What is the Bone and Joint Decade?
The United Nations, the World Health Organization and more than 60 countries have endorsed the Bone and Joint Decade. This global initiative is intended to improve the lives of people with musculoskeletal disorders, such as arthritis, and to advance understanding and treatment of musculoskeletal disorders through prevention, education and research.
The global initiative launched by United Nations Secretary General Kofi Annan urges governments around the world to start taking action to draw attention to the growing pervasiveness and impact of musculoskeletal diseases and to reduce the social and financial burdens to society.
What is the Arthritis Foundation's Role in the Bone and Joint Decade?
As a supporter of the Bone and Joint Decade, the Arthritis Foundation is part of a worldwide effort to:
raise awareness and educate the world on the increasing societal impact of musculoskeletal injuries and disordersempower patients to participate in decisions about their care and treatmentincrease global funding for prevention activities and treatment researchcontinually seek and promote cost-effective prevention and treatment of musculoskeletal injuries and disorders
What is the United State's Involvement in the Bone and Joint Decade?
President Clinton issued a letter of support for this global initiative to raise awareness of musculoskeletal health, stimulate research and improve people's quality of life. On March 21, 2002, President George W. Bush proclaimed the National Bone and Joint Decade, recognizing the importance of promoting a healthy musculoskeletal structure for all people from childhood through adulthood. In addition, all 50 state governments have officially endorsed the Decade.
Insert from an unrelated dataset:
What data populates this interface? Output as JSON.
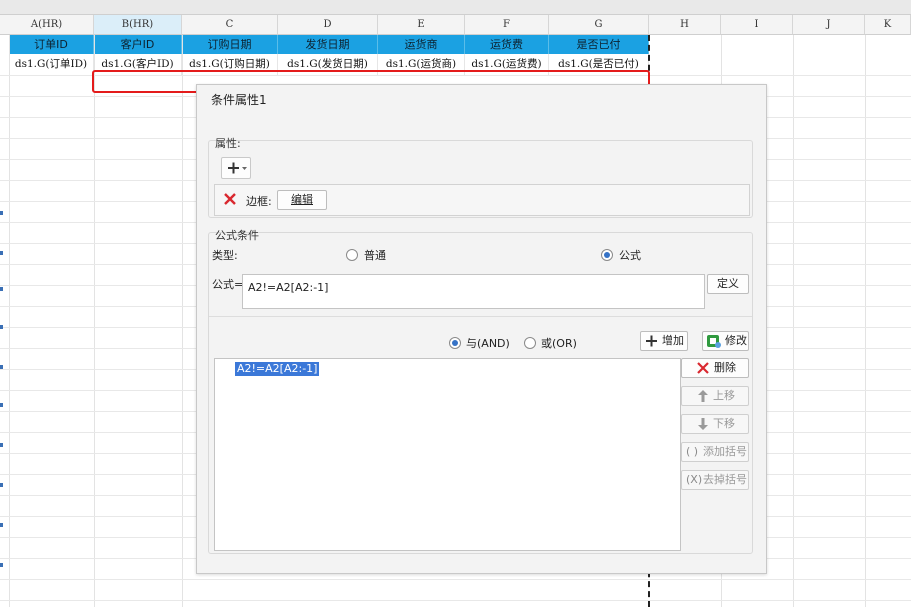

The Bone and Joint Decade is officially represented in the U.S. by the United States Bone and Joint Initiative, of which the Foundation is a Founding Member.
Why Have Musculoskeletal Problems Been Selected as the Focus for the Decade?
The World Health Organization estimates that several hundred million people already suffer from bone and joint diseases, with dramatic increases expected due to a doubling in the number of people over 50 years of age by 2020.
In the United States musculoskeletal complaints (including arthritis) are the leading category of reported chronic impairment and also rank at the top in terms of visits to physicians - more than one in two American adults report a chronic musculoskeletal condition, of which more than 30% require medical care. . Estimated U.S. cost for treatment of all persons with a musculoskeletal disease diagnosis and indirect lost wages was $849 billion annually for the years 2002 to 2004, 7.7% of the gross domestic product.* There are more than 50 million people in the United States affected by arthritis and related conditions, and that number is expected to climb as baby boomers age.
Where Can I Find More Information About the Bone and Joint Decade?
Visit the U.S. Bone and Joint Decade Web site.